As a general rule, we try to avoid posting on sports issues, mainly because there is an entire blogosphere devoted just to sports, and we're not part of it.
But, in honor of the Redskins finally benching Mark Brunell and bringing on "the kid"--Jason Campbell--we thought we'd ask a couple questions that have been bothering us about football.
Pack Voting By College Poll Members
Our big question is this: why is it that members of the three major college football polls all vote in a pack? Here's what we mean--if you look at the AP, USA Today, and Harris Interactive polls of Division I college football, there are roughly 240 sports writers and coaches who cast votes. Of those, 238 voted for Ohio State as the number one team this week.
That's ridiculous. Right now, both Ohio State and Michigan are undefeated with identical records and nearly identical opponents. Those two teams will play each other this weekend and the winner undoubtedly will be crowned Number 1.
Are you really telling us that 238 out of 240 of the top sports writers and coaches in the country think Ohio State is going to beat Michigan? Or put another way, are you telling us that Ohio State is so much better than anyone else in college football that this tremendous consensus exists?
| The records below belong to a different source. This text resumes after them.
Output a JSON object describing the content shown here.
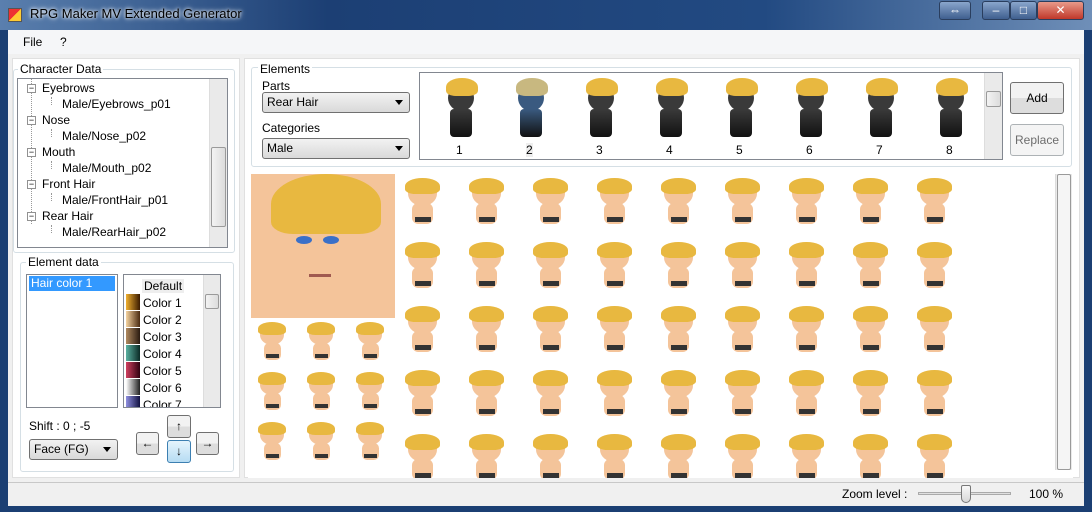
{
  "window": {
    "title": "RPG Maker MV Extended Generator",
    "buttons": [
      "⇔",
      "–",
      "□",
      "✕"
    ]
  },
  "menu": [
    "File",
    "?"
  ],
  "character_data": {
    "label": "Character Data",
    "tree": [
      {
        "name": "Eyebrows",
        "child": "Male/Eyebrows_p01"
      },
      {
        "name": "Nose",
        "child": "Male/Nose_p02"
      },
      {
        "name": "Mouth",
        "child": "Male/Mouth_p02"
      },
      {
        "name": "Front Hair",
        "child": "Male/FrontHair_p01"
      },
      {
        "name": "Rear Hair",
        "child": "Male/RearHair_p02"
      }
    ]
  },
  "element_data": {
    "label": "Element data",
    "list": [
      "Hair color 1"
    ],
    "colors": [
      {
        "label": "Default",
        "swatch": null
      },
      {
        "label": "Color 1",
        "swatch": [
          "#f0b030",
          "#3a1a00"
        ]
      },
      {
        "label": "Color 2",
        "swatch": [
          "#f5d3a0",
          "#4a2a10"
        ]
      },
      {
        "label": "Color 3",
        "swatch": [
          "#b08a60",
          "#2a1a10"
        ]
      },
      {
        "label": "Color 4",
        "swatch": [
          "#5ab0a0",
          "#0a2a25"
        ]
      },
      {
        "label": "Color 5",
        "swatch": [
          "#d04060",
          "#300010"
        ]
      },
      {
        "label": "Color 6",
        "swatch": [
          "#ffffff",
          "#202020"
        ]
      },
      {
        "label": "Color 7",
        "swatch": [
          "#9090e0",
          "#101040"
        ]
      }
    ],
    "shift": "Shift : 0 ; -5",
    "layer": "Face (FG)",
    "arrows": {
      "up": "↑",
      "down": "↓",
      "left": "←",
      "right": "→"
    }
  },
  "elements": {
    "label": "Elements",
    "parts_label": "Parts",
    "parts_value": "Rear Hair",
    "categories_label": "Categories",
    "categories_value": "Male",
    "thumbnails": [
      "1",
      "2",
      "3",
      "4",
      "5",
      "6",
      "7",
      "8"
    ],
    "selected": "2",
    "add": "Add",
    "replace": "Replace"
  },
  "colors": {
    "hair": "#e8b840",
    "skin": "#f4c49a",
    "selection": "#3399ff"
  },
  "status": {
    "zoom_label": "Zoom level :",
    "zoom_value": "100 %",
    "zoom_fraction": 0.5
  }
}
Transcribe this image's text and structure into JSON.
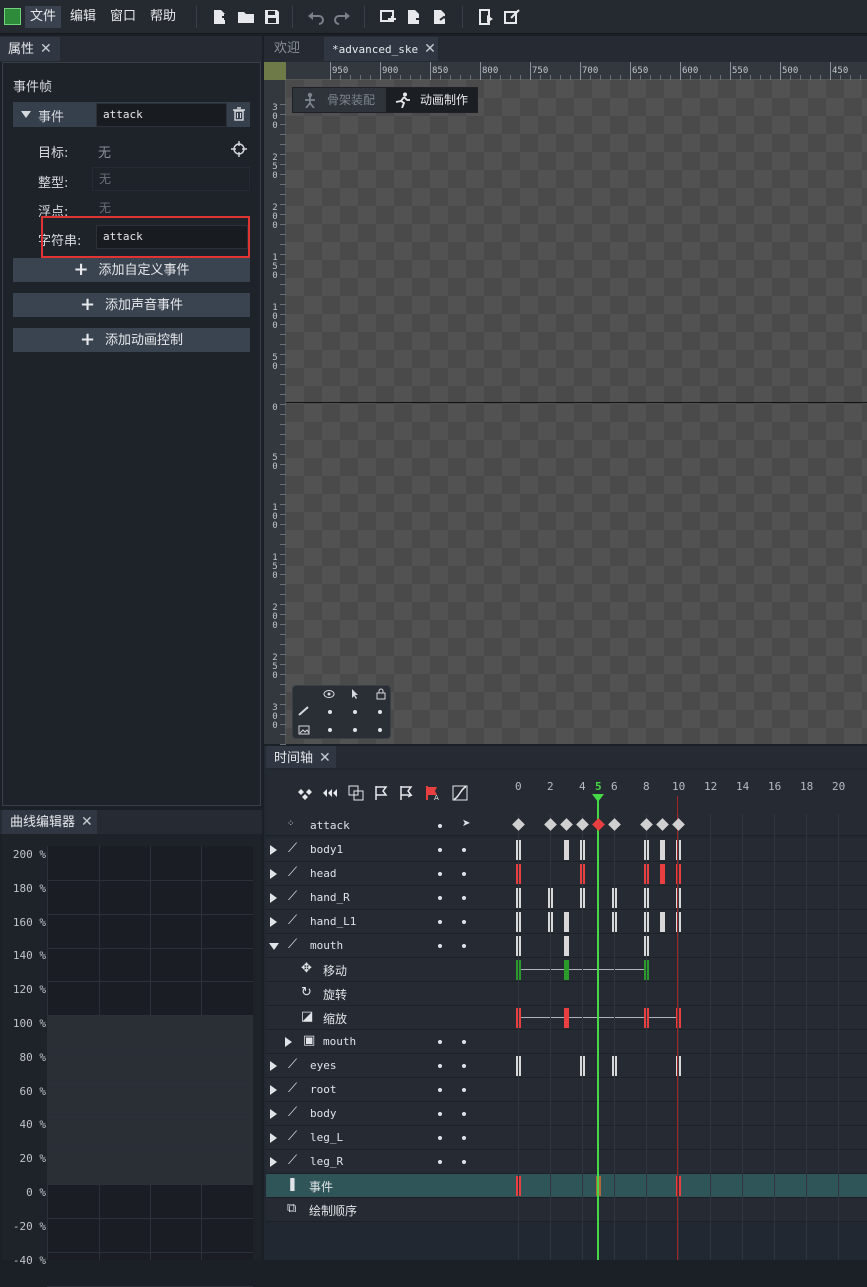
{
  "menu": {
    "file": "文件",
    "edit": "编辑",
    "window": "窗口",
    "help": "帮助"
  },
  "tabs": {
    "properties": "属性",
    "welcome": "欢迎",
    "document": "*advanced_ske",
    "timeline": "时间轴",
    "curve_editor": "曲线编辑器"
  },
  "properties": {
    "section_title": "事件帧",
    "event_label": "事件",
    "event_value": "attack",
    "target_label": "目标:",
    "target_value": "无",
    "int_label": "整型:",
    "int_value": "无",
    "float_label": "浮点:",
    "float_value": "无",
    "string_label": "字符串:",
    "string_value": "attack",
    "add_custom": "添加自定义事件",
    "add_sound": "添加声音事件",
    "add_anim": "添加动画控制"
  },
  "mode_tabs": {
    "armature": "骨架装配",
    "animate": "动画制作"
  },
  "ruler_h": [
    "950",
    "900",
    "850",
    "800",
    "750",
    "700",
    "650",
    "600",
    "550",
    "500",
    "450"
  ],
  "ruler_v": [
    "300",
    "250",
    "200",
    "150",
    "100",
    "50",
    "0",
    "50",
    "100",
    "150",
    "200",
    "250",
    "300"
  ],
  "timeline": {
    "frames": [
      "0",
      "2",
      "4",
      "5",
      "6",
      "8",
      "10",
      "12",
      "14",
      "16",
      "18",
      "20"
    ],
    "current_frame": "5",
    "tracks": [
      {
        "name": "attack"
      },
      {
        "name": "body1"
      },
      {
        "name": "head"
      },
      {
        "name": "hand_R"
      },
      {
        "name": "hand_L1"
      },
      {
        "name": "mouth"
      },
      {
        "name": "移动"
      },
      {
        "name": "旋转"
      },
      {
        "name": "缩放"
      },
      {
        "name": "mouth"
      },
      {
        "name": "eyes"
      },
      {
        "name": "root"
      },
      {
        "name": "body"
      },
      {
        "name": "leg_L"
      },
      {
        "name": "leg_R"
      },
      {
        "name": "事件"
      },
      {
        "name": "绘制顺序"
      }
    ]
  },
  "curve": {
    "labels": [
      "200 %",
      "180 %",
      "160 %",
      "140 %",
      "120 %",
      "100 %",
      "80 %",
      "60 %",
      "40 %",
      "20 %",
      "0 %",
      "-20 %",
      "-40 %"
    ]
  },
  "colors": {
    "accent_green": "#46d846",
    "highlight_red": "#e03434",
    "keyframe_red": "#e84040"
  }
}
Baloney. We're confident that a significant number of the poll members--certainly more than one percent--think Michigan will win. So why don't they vote for Michigan?
If these were good polls, there should be a distribution of votes for number one, with at least some voters even voting for one-loss teams that they think are better based on their schedules and how they've played.
But, for some reason, the "experts" we poll throw away their independence and simply vote as a pack. Once Ohio State beat #2 Texas early in the season, everyone decided Ohio State would be number one unless and until they lost. (Since then, Texas has looked like a team that was plainly overranked at the time.)
That's not how it should be. Indeed, Ohio State played a stinker of a game a couple weeks ago (so did Michigan), but it's poll numbers didn't budge.
In contrast, the computer rankings do change each week, depending on how a team played and how everyone else played, which is the way it should be. Furthermore, the computer rankings show much more variety in their picks. Indeed, there are only six computer rankings included in the BCS formula, and they have four different rankings for Ohio State (One computer has the Buckeyes ranked first, one has them at number 2, three at number 3, and one at number 5.)
And while the pack of human votes has Ohio State at number 1, four of the five computer rankings have Michigan as number 1.
We'd like to see the human voters act like humans--show some diversity of views, react to events each week, even be illogical. If all they do is anoint a team number one and then fall into a pack of voting for that team until it loses, then what good are they--heck, a computer could do that for us!
Do Offenses Ever Get Tired?
We hear it all the time during football broadcasts: "Dan, this defense has been on the field for quite awhile--they're tired. The offense has to give them a rest."
We've never heard anyone say that an offense is tired. Why is that? Don't offensive players get tired too? Is there something about defensive players that just makes them more prone to tiring out?
Tomorrow: our football jerk of the year (hint: he's not even a famous football player).